Dehghani’s research seeks to examine the formation of sacred values and to detect their emergence in political or social debates, in hopes of being able to predict when conflicts might occur and to create more complete models of human decision-making that account for morality-based judgments. Combining social and computer science, expands upon his research analyzing the emergence of religious rhetoric in conservative blog posts, as well as the relatively recent framing of Iran’s nuclear energy program as a sacred value for some citizens in that country and the extent to which values imparted in specific religious texts affect the moral reasoning of groups from different cultures. In addition to online data, the effort will involve human study participants from multiple religious and cultural groups in Iran, India, the United States and other countries.

Ver Steeg’s proposal, titled “Bell Inequalities for Complex Networks”, aims to devise tests to unequivocally determine the underlying mechanisms at work in complex networks. Networks, be that of friends or subatomic particles, may have more similarities than conventionally thought. Ver Steeg offers the corollary that it is not uncommon for two friends’ behaviors to be similar. Did

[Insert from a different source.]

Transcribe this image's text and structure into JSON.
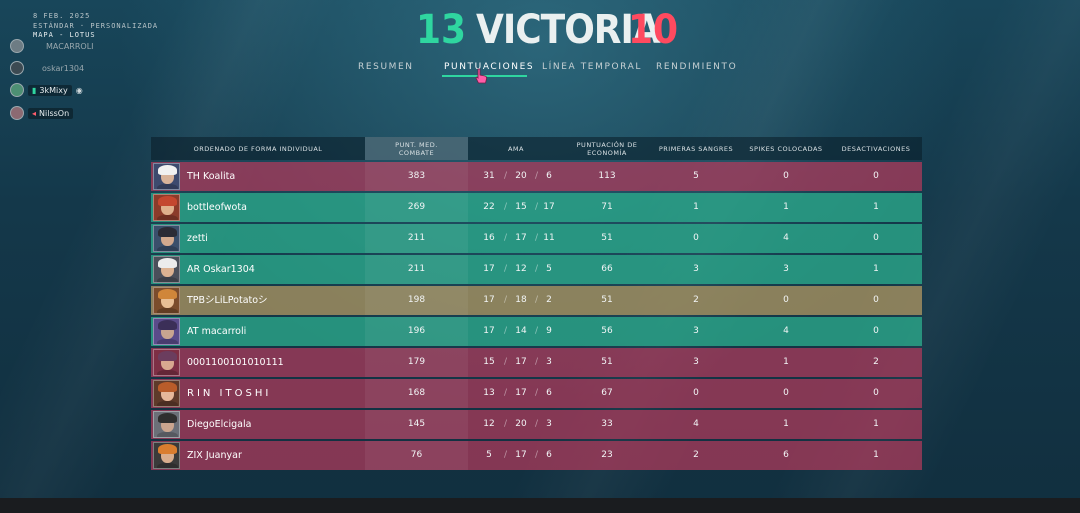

Greg Ver Steeg
they become friends because of their similarity, or did they come to influence one another to become more similar? Using a novel combination of techniques including probabilistic graphical models, algebraic geometry, and semidefinite optimization, Ver Steeg will create hidden variable tests for a wide variety of dynamic and real-world network models. For example, a recent high profile studies argued that obesity can be socially contagious, while another study casts doubt on that conclusion, saying it fails to rule out alternate explanations and hidden factors. Ver Steeg says his work would unambiguously rule out these alternate explanations, leading to a clear view of the dynamics involved, explaining, “Any attempt to understand networks which goes beyond mere description to prediction requires an unambiguous picture of which underlying processes control it.”

The AFOSR Young Investigator program awards three to five-year grants to scientists and engineers who received their doctorate in the last five years and who show exceptional ability and promise for conducting basic research at research institutions across the United States. The program aims to foster creative basic research in science and engineering; enhance early career development of outstanding young investigators; and increase opportunities for the young investigator to recognize the Air Force mission and related challenges in science and engineering.